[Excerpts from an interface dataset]

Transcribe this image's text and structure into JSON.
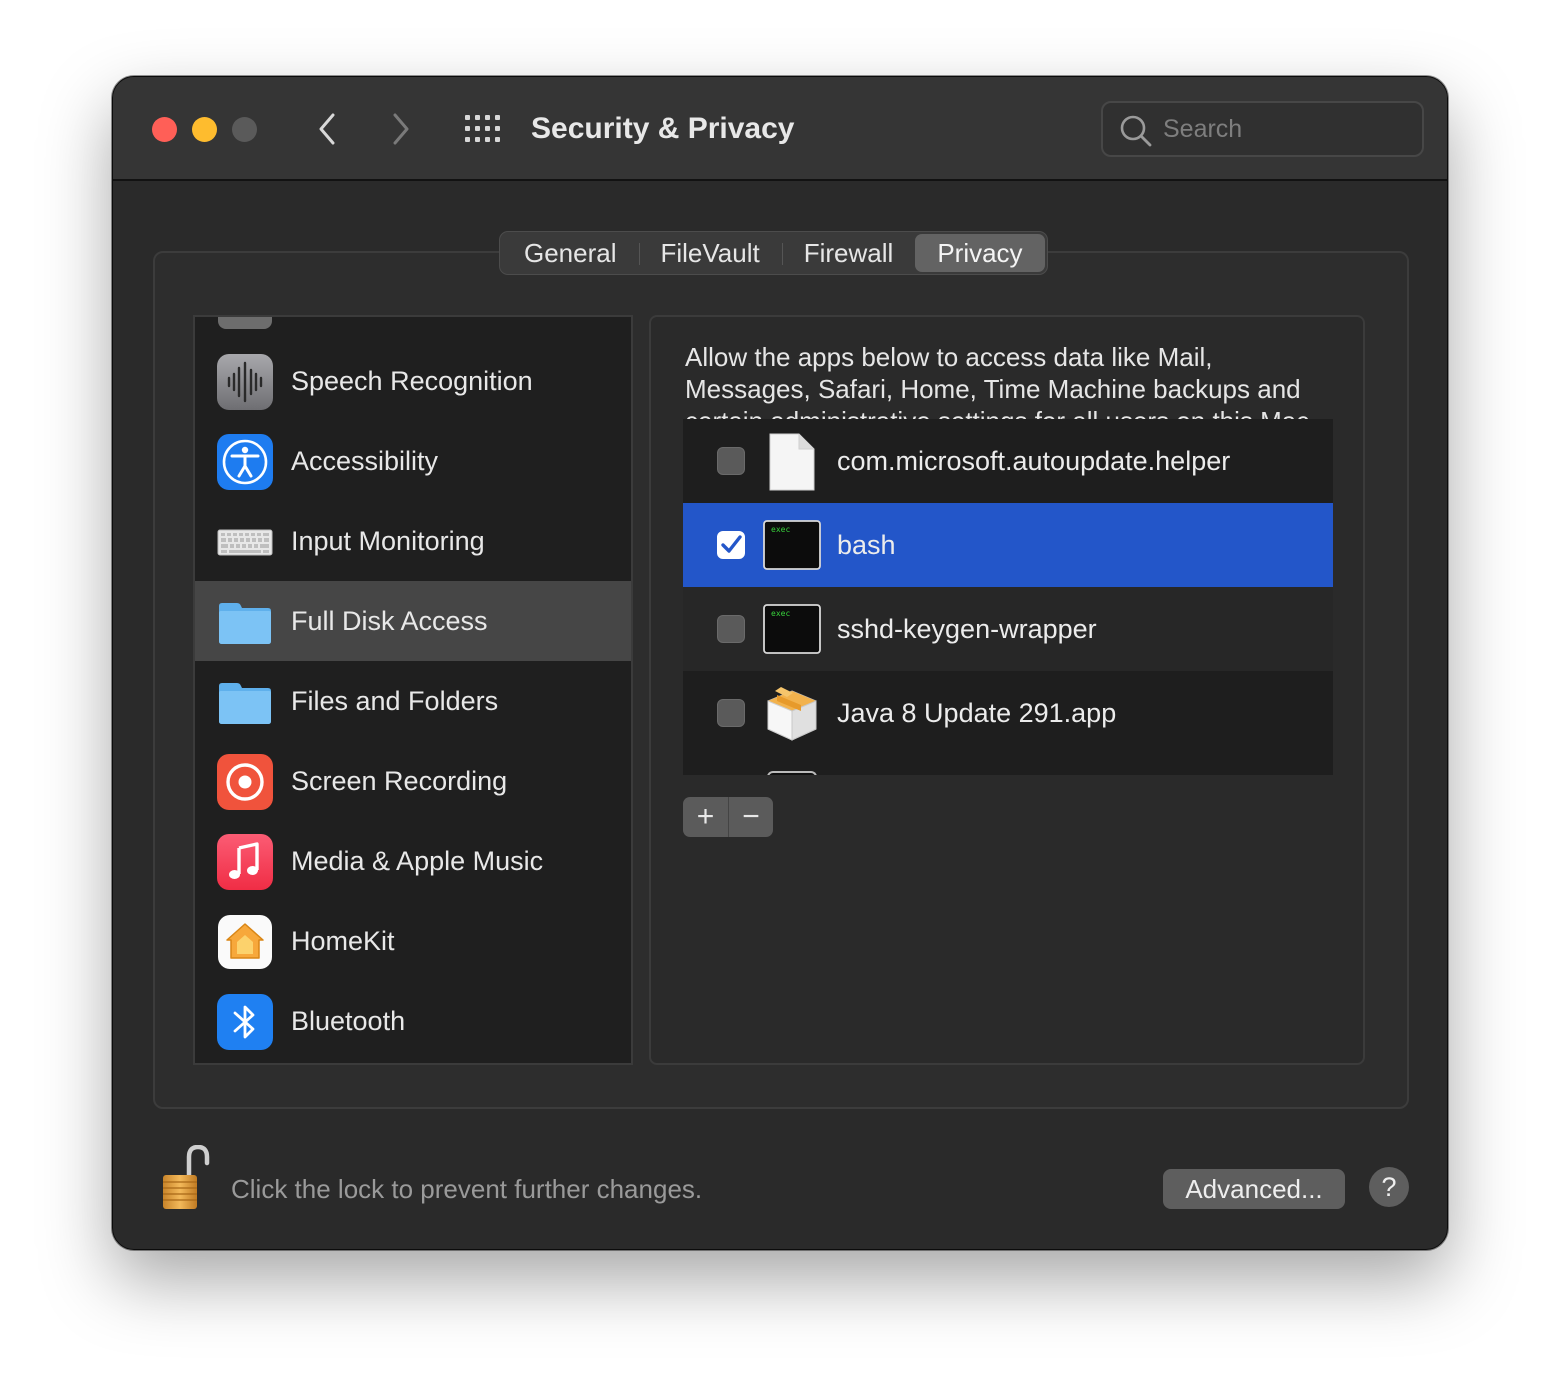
{
  "window": {
    "title": "Security & Privacy"
  },
  "search": {
    "placeholder": "Search",
    "value": ""
  },
  "tabs": [
    {
      "label": "General",
      "active": false
    },
    {
      "label": "FileVault",
      "active": false
    },
    {
      "label": "Firewall",
      "active": false
    },
    {
      "label": "Privacy",
      "active": true
    }
  ],
  "sidebar": {
    "items": [
      {
        "label": "Speech Recognition",
        "icon": "speech-waveform-icon",
        "selected": false
      },
      {
        "label": "Accessibility",
        "icon": "accessibility-icon",
        "selected": false
      },
      {
        "label": "Input Monitoring",
        "icon": "keyboard-icon",
        "selected": false
      },
      {
        "label": "Full Disk Access",
        "icon": "folder-icon",
        "selected": true
      },
      {
        "label": "Files and Folders",
        "icon": "folder-icon",
        "selected": false
      },
      {
        "label": "Screen Recording",
        "icon": "screen-recording-icon",
        "selected": false
      },
      {
        "label": "Media & Apple Music",
        "icon": "music-note-icon",
        "selected": false
      },
      {
        "label": "HomeKit",
        "icon": "home-icon",
        "selected": false
      },
      {
        "label": "Bluetooth",
        "icon": "bluetooth-icon",
        "selected": false
      }
    ]
  },
  "pane": {
    "description": "Allow the apps below to access data like Mail, Messages, Safari, Home, Time Machine backups and certain administrative settings for all users on this Mac.",
    "apps": [
      {
        "name": "com.microsoft.autoupdate.helper",
        "checked": false,
        "selected": false,
        "icon": "document-icon"
      },
      {
        "name": "bash",
        "checked": true,
        "selected": true,
        "icon": "terminal-exec-icon",
        "icon_text": "exec"
      },
      {
        "name": "sshd-keygen-wrapper",
        "checked": false,
        "selected": false,
        "icon": "terminal-exec-icon",
        "icon_text": "exec"
      },
      {
        "name": "Java 8 Update 291.app",
        "checked": false,
        "selected": false,
        "icon": "java-package-icon"
      }
    ],
    "add_label": "+",
    "remove_label": "−"
  },
  "footer": {
    "lock_text": "Click the lock to prevent further changes.",
    "advanced_label": "Advanced...",
    "help_label": "?"
  },
  "colors": {
    "selection_blue": "#2356c9",
    "window_bg": "#2a2a2a",
    "close": "#ff5f57",
    "minimize": "#febc2e"
  }
}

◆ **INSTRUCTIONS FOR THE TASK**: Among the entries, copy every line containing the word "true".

◆ **PROBLEM SOLUTION**:
      "active": true
        "selected": true
        "checked": true,
        "selected": true,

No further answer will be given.